Dorsal Excitor motor neuron DE-3 in the medicinal leech plays three very different dynamical roles in three different behaviors. Without rewiring its anatomical connectivity, how can a motor neuron dynamically switch roles to play appropriate roles in various behaviors? We previously used voltage-sensitive dye imaging to record from DE-3 and most other neurons in the leech segmental ganglion during (fictive) swimming, crawling, and local-bend escape (Tomina and Wagenaar, 2017). Here, we repeated that experiment, then re-imaged the same ganglion using serial blockface electron microscopy and traced DE-3's processes. Further, we traced back the processes of DE-3's presynaptic partners to their respective somata. This allowed us to analyze the relationship between circuit anatomy and the activity patterns it sustains. We found that input synapses important for all of the behaviors were widely distributed over DE-3's branches, yet that functional clusters were different during (fictive) swimming vs. crawling.
The easiest way to access the raw electrophysiology and voltage-dye data as well as the tracing results used in this paper is through a series of Python modules that we made available at https://github.com/wagenadl/leechem-public. Included in the package is a file called "demo.py" that demonstrates the use of the modules. Table 4 lists the available VSD trials.The aligned EM volume may be accessed through the Neuroglancer instance at https://leechem.caltech.edu or by pointing SBEMViewer to https://leechem.caltech.edu/emdata.The code used for alignment is available at https://github.com/wagenadl/sbemalign. Our visualization tools SBEMViewer and GVox are at https://github.com/wagenadl/sbemviewer and https://github.com/wagenadl/gvox.
Code and data access forGithub, wagenadl/leechem.
- William B Kristan Jnr
- Mark H Ellisman
- Daniel A Wagenaar
- Mark H Ellisman
- Yusuke Tomina
- Yusuke Tomina
- Pegah Kassraian
The funders had no role in study design, data collection and interpretation, or the decision to submit the work for publication.
- Vatsala Thirumalai, National Centre for Biological Sciences, India
© 2021, Ashaber et al.
This article is distributed under the terms of the Creative Commons Attribution License permitting unrestricted use and redistribution provided that the original author and source are credited.

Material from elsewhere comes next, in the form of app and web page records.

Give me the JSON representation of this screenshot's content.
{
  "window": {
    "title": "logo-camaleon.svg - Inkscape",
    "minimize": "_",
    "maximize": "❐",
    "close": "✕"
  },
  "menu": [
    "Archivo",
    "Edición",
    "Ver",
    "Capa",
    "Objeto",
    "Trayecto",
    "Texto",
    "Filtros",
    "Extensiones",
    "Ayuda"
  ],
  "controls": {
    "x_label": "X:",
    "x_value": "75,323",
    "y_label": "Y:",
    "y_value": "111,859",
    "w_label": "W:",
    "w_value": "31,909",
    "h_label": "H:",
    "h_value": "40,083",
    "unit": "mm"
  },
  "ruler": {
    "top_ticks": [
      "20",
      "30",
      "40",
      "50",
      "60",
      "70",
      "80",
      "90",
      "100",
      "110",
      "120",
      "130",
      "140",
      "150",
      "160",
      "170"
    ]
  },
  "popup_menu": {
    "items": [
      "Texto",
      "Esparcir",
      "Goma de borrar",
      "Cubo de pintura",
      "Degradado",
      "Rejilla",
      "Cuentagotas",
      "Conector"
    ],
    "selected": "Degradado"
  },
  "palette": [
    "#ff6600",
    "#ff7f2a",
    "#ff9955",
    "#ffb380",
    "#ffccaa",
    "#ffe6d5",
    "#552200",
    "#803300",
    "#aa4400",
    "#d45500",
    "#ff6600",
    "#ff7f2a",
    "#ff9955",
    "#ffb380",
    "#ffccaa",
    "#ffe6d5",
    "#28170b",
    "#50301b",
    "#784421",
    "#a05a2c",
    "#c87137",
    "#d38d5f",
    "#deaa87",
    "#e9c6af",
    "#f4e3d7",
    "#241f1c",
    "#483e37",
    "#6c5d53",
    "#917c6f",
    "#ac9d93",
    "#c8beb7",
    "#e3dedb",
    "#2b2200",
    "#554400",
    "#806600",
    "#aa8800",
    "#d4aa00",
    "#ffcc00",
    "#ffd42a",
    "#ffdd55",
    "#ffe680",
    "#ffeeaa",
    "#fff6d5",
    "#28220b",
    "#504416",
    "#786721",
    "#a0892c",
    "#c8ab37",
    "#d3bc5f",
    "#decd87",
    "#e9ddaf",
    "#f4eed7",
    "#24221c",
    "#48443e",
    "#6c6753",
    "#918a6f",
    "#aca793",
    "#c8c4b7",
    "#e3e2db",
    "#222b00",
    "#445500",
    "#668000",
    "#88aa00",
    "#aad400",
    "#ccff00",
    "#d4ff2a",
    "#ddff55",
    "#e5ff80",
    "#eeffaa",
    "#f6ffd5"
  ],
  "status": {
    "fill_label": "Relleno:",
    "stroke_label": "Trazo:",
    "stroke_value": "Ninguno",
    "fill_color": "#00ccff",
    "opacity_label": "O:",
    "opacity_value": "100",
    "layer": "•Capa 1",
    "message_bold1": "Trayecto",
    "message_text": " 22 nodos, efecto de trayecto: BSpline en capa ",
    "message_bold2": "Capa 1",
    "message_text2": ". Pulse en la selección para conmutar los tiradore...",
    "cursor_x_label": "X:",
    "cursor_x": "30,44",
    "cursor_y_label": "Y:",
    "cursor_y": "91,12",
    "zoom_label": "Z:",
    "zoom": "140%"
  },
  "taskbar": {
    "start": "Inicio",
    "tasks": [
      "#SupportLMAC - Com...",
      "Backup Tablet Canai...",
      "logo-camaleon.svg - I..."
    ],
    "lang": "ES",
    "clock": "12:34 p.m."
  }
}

All animals face the challenge of finding nutritious resources in a changing environment. To maximize life-time fitness, the exploratory behavior has to be flexible, but which behavioral elements adapt and what triggers those changes remain elusive. Using experiments and modeling, we characterized extensively how Drosophila larvae foraging adapts to different food quality and distribution and how the foraging genetic background influences this adaptation. Our work shows that different food properties modulated specific motor programs. Food quality controls the travelled distance by modulating crawling speed and frequency of pauses and turns. Food distribution, and in particular the food-no food interphase, controls turning behavior, stimulating turns towards the food when reaching the patch border and increasing the proportion of time spent within patches of food. Finally, the polymorphism in the foraging gene (rover-sitter) of the larvae adjusts the magnitude of the behavioral response to different food conditions. This study defines several levels of control of foraging and provides the basis for the systematic identification of the neuronal circuits and mechanisms controlling each behavioral response.
Artificial neural networks could pave the way for efficiently simulating large-scale models of neuronal networks in the nervous system.